Data for this task:

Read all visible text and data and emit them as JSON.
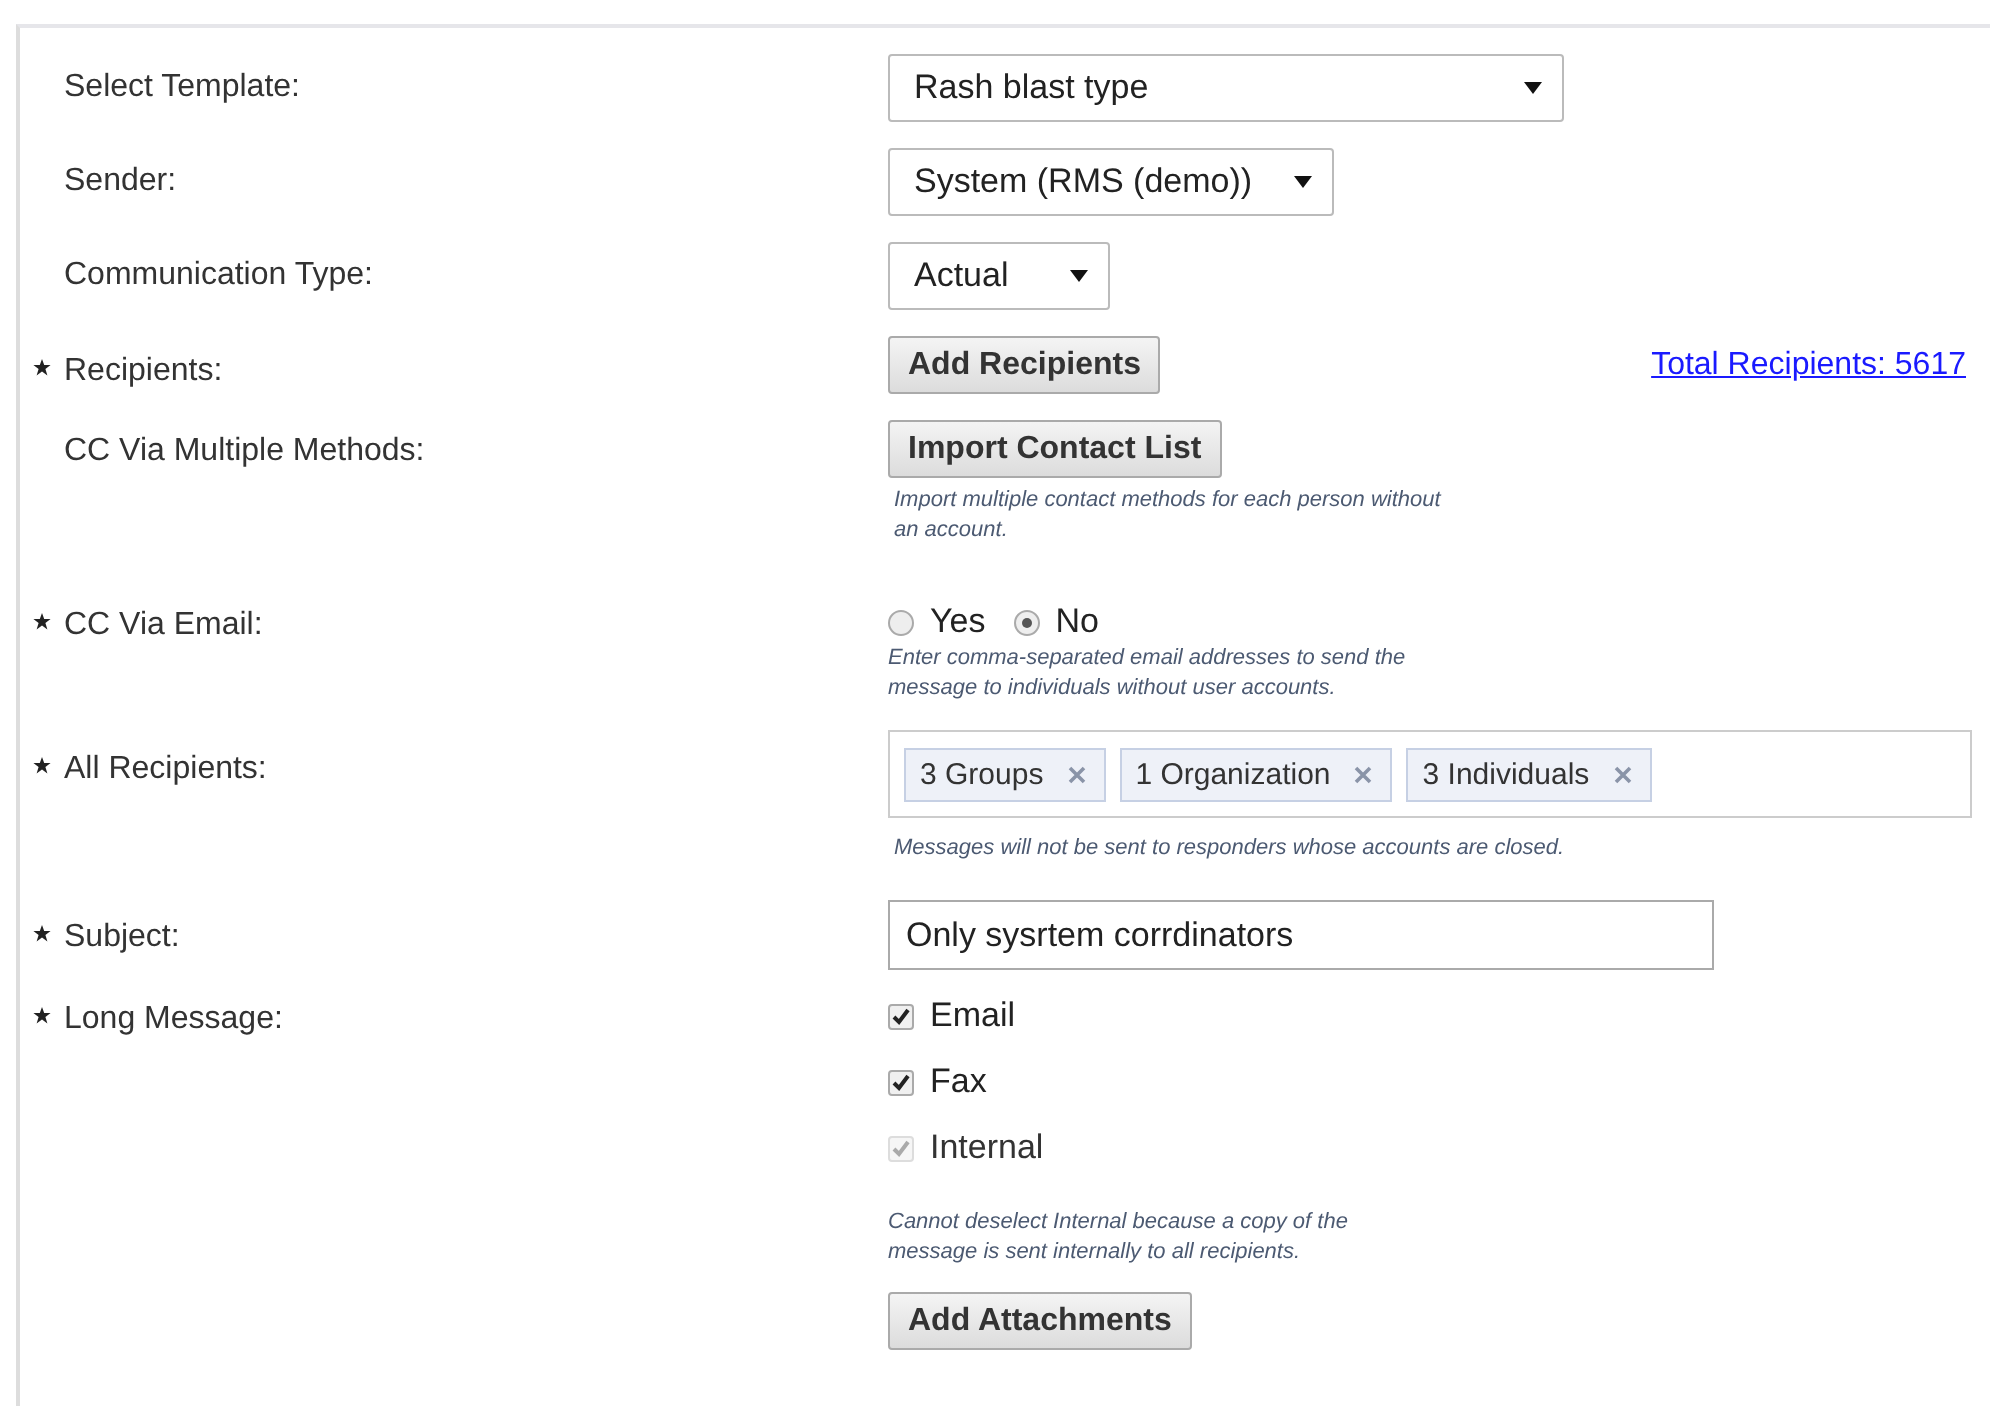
{
  "form": {
    "rows": [
      {
        "label": "Select Template:",
        "required": false,
        "kind": "select",
        "value": "Rash blast type"
      },
      {
        "label": "Sender:",
        "required": false,
        "kind": "select",
        "value": "System (RMS (demo))"
      },
      {
        "label": "Communication Type:",
        "required": false,
        "kind": "select",
        "value": "Actual"
      },
      {
        "label": "Recipients:",
        "required": true,
        "kind": "button",
        "button": "Add Recipients",
        "link": "Total Recipients: 5617"
      },
      {
        "label": "CC Via Multiple Methods:",
        "required": false,
        "kind": "button",
        "button": "Import Contact List",
        "hint": "Import multiple contact methods for each person without an account."
      },
      {
        "label": "CC Via Email:",
        "required": true,
        "kind": "radios",
        "options": [
          {
            "label": "Yes",
            "selected": false
          },
          {
            "label": "No",
            "selected": true
          }
        ],
        "hint": "Enter comma-separated email addresses to send the message to individuals without user accounts."
      },
      {
        "label": "All Recipients:",
        "required": true,
        "kind": "tags",
        "tags": [
          "3 Groups",
          "1 Organization",
          "3 Individuals"
        ],
        "hint": "Messages will not be sent to responders whose accounts are closed."
      },
      {
        "label": "Subject:",
        "required": true,
        "kind": "text",
        "value": "Only sysrtem corrdinators"
      },
      {
        "label": "Long Message:",
        "required": true,
        "kind": "checkboxes",
        "options": [
          {
            "label": "Email",
            "checked": true,
            "disabled": false
          },
          {
            "label": "Fax",
            "checked": true,
            "disabled": false
          },
          {
            "label": "Internal",
            "checked": true,
            "disabled": true
          }
        ],
        "hint": "Cannot deselect Internal because a copy of the message is sent internally to all recipients.",
        "button": "Add Attachments"
      }
    ]
  }
}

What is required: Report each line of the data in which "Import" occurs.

Written answer:
        "button": "Import Contact List",
        "hint": "Import multiple contact methods for each person without an account."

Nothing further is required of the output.